- Click Next.
- Set your options.
- Click Schedule or Run now.
- You will now get a list of all unused sites associated with your selected target.
From here, you can take action to clean up your unused sites, reducing sprawl in your environment and mitigating the risk of your sensitive data falling into the wrong hands!
By default, we put 6 months as the last modified date, but you can change it for a year, a month, or specify a custom date. For that, you just need to create a custom report with the parameters you need. Then, you can rename the query and save it for future use. I like to export the results to Excel and use the file to identify what content I’ll archive or delete.
It only took me a few minutes to list all that information. This is a huge gain of time when you want to manage content.

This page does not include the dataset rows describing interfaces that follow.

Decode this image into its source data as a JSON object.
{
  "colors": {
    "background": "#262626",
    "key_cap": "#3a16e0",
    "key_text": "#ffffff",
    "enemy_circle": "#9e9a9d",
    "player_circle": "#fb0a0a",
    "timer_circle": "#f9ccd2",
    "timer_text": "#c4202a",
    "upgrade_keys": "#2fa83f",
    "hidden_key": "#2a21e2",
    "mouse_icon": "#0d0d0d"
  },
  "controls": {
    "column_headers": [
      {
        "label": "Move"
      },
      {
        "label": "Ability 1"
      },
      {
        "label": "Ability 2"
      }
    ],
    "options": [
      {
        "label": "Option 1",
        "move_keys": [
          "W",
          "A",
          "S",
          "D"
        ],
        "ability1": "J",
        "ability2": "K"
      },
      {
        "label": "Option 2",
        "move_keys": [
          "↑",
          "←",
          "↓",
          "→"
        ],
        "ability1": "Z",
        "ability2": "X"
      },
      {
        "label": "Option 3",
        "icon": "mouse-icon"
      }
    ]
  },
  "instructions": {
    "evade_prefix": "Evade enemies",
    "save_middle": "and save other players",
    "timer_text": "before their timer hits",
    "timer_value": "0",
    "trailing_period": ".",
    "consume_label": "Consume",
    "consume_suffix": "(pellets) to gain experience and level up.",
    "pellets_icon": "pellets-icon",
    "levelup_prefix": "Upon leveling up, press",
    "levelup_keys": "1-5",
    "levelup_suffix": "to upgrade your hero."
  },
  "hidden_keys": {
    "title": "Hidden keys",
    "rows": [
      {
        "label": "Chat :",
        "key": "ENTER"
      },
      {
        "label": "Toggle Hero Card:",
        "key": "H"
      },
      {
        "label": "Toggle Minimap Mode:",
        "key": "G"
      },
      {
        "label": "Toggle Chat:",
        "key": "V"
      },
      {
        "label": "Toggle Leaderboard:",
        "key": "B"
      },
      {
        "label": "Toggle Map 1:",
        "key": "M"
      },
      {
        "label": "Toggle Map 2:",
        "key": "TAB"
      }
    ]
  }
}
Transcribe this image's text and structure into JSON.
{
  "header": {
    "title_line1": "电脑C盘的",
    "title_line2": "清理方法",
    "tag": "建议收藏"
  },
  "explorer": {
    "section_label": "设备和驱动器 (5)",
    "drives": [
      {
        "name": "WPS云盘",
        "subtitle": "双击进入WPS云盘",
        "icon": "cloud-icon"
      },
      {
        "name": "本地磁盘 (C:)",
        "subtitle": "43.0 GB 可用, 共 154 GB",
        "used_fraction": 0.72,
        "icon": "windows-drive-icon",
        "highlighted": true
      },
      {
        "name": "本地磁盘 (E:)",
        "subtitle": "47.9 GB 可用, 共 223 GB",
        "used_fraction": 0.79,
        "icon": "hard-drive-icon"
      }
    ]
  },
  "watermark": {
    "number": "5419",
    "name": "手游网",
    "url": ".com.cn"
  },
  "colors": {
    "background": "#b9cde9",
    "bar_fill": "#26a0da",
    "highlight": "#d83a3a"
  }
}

Then, I like to use the Export from SharePoint feature from Migration to store my old sites and lists/libraries on a local hard drive. You just need to select the source and then choose where to download the content. After you store the old items locally, you’re free to delete them.
Freeing up SharePoint space in SharePoint Online
Lifecycle is one important part of your SharePoint governance, but managing content is also important—especially when Office 365 storage costs money.
How to find huge libraries, sites, or documents in SharePoint
I remember once we had a warning inside our Office 365 tenant saying that storage space was already full. We were really surprised because we’d allowed for a lot of space. We used ShareGate to find the biggest list inside our site collection to understand what happened.
With the results, we understood that one document library had versioning activated with no limits. All minor and major versions were huge and heavy. So, we decided to delete all historical versions and put some limitations on all document libraries.
I do love ShareGate: it allows us to take a single action and apply it to multiple objects. You can set versioning and limits by making a query on lists, selecting them, clicking on edit, and then activating versioning and specifying the limits.
Moving things around
You’ve seen it before, I’m sure: your organization goes through some restructuring, or some people change departments, so you need to move SharePoint sites, subsites, pages, or lists from one place to another. If you try to do this with SharePoint’s out-of-the-box tools, you’re in trouble: the options are few and far from efficient. You can copy pages within the same site, for example, but you can’t copy or move it to another site. And if you want to move one site into another, you simply can’t make it with SharePoint online, period.
Unless, of course, you’re using ShareGate. With its Migration tool, you’ll be able to easily target and move your SharePoint content to wherever people need to work.
ShareGate provides you with many options to copy content, structures, teams, and channels with all agility and simplicity. Just check the documentation, play around with the Migration tool (if you`re not a subscriber yet, take your 2-week free trial), and see the magic happen.
A few more ideas for managing your SharePoint content
The actions you can take to manage your SharePoint environments with ShareGate are almost infinite, so I rounded up a few options here below. (Note: This is a list of ideas, not a list of all the actions you must take.)
- Find Lists with attachment disabled > Enable Attachment
- Find Documents larger than 50 MB > Migrate them or archive them in another place
- Find Sites with the Blank Site template > Migrate site and map to your new Site Template
- Find specific Document types (video, gif …) > Migrate those documents to a media center
- Find old content > Change the permission to read only to be sure you can archive content
- Customize metadata > Explore the Bulk Edit Content feature from the Explorer screen
- And much, much more!
Having a clean and operational SharePoint is a day-to-day task. You can save a lot of time by using ShareGate, especially when you target many sites or content or when you need to apply a new rule on multiple sites. And the best thing about it: you don’t need a developer with you anymore to generate insane reports!
Everybody wants clean and tidy SharePoint environments. Let’s optimize them together with ShareGate!
What method do you presently use to manage SharePoint Content? Let us know in the comments!